Take the data below and filter it for lines containing the word "Total"; show each line found.

[GIVEN RECORDS — start]

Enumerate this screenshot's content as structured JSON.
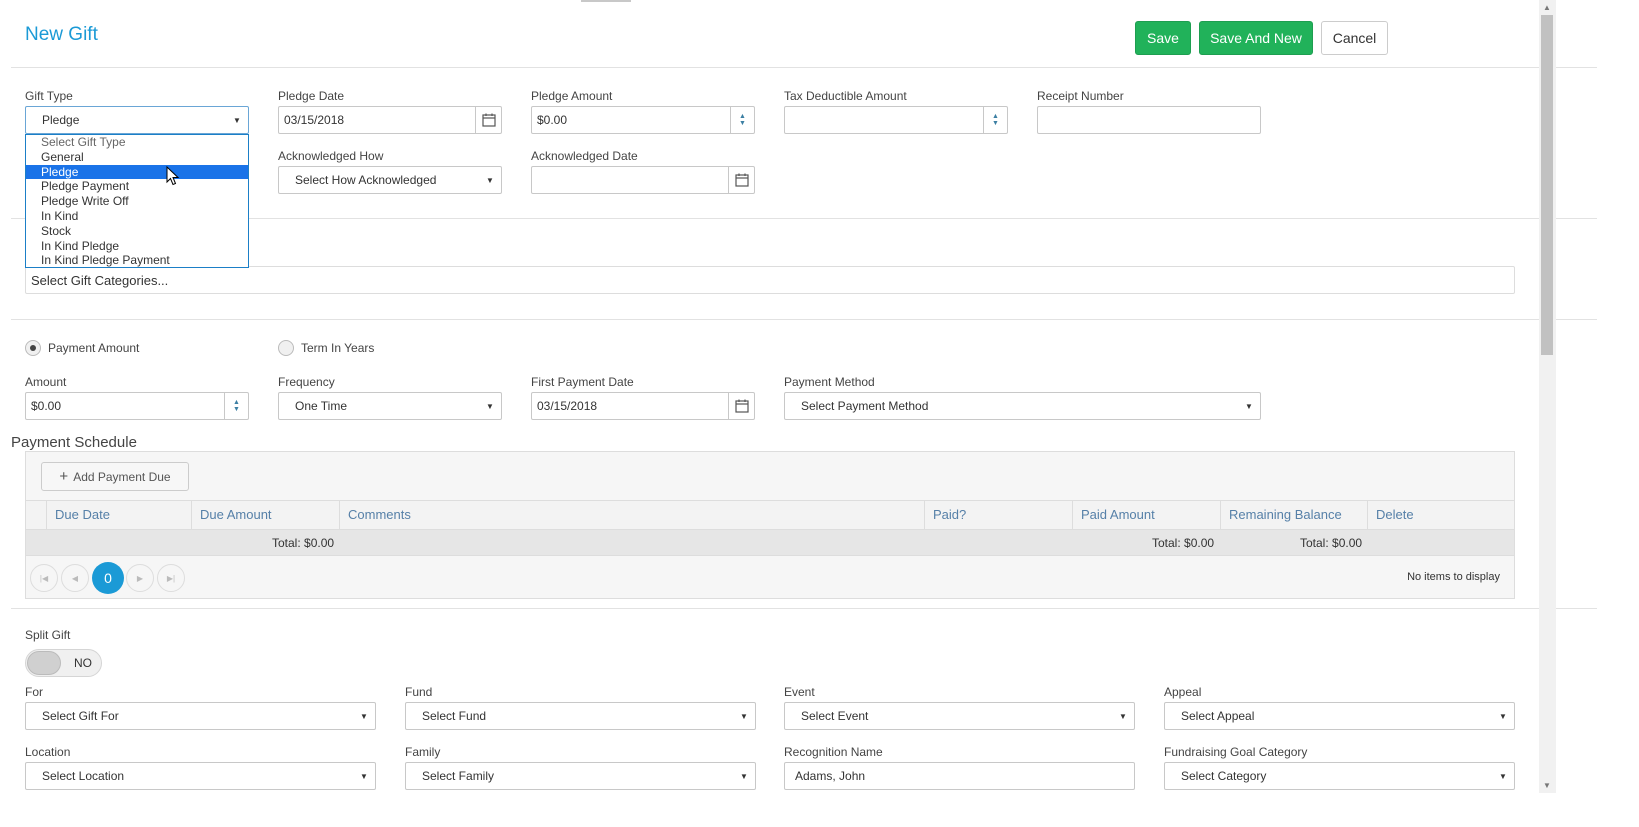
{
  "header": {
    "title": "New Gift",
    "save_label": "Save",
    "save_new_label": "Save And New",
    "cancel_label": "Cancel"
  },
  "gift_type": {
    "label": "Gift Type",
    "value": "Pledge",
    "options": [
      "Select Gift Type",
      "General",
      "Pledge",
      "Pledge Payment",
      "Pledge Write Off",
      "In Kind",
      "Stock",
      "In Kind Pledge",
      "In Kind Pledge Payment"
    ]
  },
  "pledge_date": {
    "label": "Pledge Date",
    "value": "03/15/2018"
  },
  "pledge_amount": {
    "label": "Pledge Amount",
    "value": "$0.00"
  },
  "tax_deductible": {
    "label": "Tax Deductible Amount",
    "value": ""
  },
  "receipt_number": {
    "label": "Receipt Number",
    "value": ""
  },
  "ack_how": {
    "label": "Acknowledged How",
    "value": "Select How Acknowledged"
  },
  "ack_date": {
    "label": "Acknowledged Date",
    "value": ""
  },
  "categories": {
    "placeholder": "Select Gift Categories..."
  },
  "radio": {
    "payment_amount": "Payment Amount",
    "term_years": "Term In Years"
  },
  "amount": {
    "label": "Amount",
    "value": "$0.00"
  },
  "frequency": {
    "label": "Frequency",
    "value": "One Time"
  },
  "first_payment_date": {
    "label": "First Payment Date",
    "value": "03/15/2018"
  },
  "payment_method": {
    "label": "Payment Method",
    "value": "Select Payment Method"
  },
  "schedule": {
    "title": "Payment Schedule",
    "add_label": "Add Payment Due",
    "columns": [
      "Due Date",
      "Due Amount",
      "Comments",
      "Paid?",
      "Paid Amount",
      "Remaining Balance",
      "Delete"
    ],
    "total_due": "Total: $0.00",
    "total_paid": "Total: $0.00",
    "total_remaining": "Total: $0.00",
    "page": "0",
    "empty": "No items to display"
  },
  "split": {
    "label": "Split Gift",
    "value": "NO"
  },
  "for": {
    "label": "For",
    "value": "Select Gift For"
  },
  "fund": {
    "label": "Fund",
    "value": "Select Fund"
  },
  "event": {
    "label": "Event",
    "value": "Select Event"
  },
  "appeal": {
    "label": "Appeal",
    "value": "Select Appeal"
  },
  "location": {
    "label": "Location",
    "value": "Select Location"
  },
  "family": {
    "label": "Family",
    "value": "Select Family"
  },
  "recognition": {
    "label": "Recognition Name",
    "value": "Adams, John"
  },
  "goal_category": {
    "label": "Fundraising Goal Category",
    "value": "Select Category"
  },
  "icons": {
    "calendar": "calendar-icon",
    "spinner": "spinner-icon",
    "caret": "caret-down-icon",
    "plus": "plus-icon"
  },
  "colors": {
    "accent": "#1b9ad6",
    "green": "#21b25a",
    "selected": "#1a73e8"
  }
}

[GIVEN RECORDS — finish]

RESULT
    "total_due": "Total: $0.00",
    "total_paid": "Total: $0.00",
    "total_remaining": "Total: $0.00",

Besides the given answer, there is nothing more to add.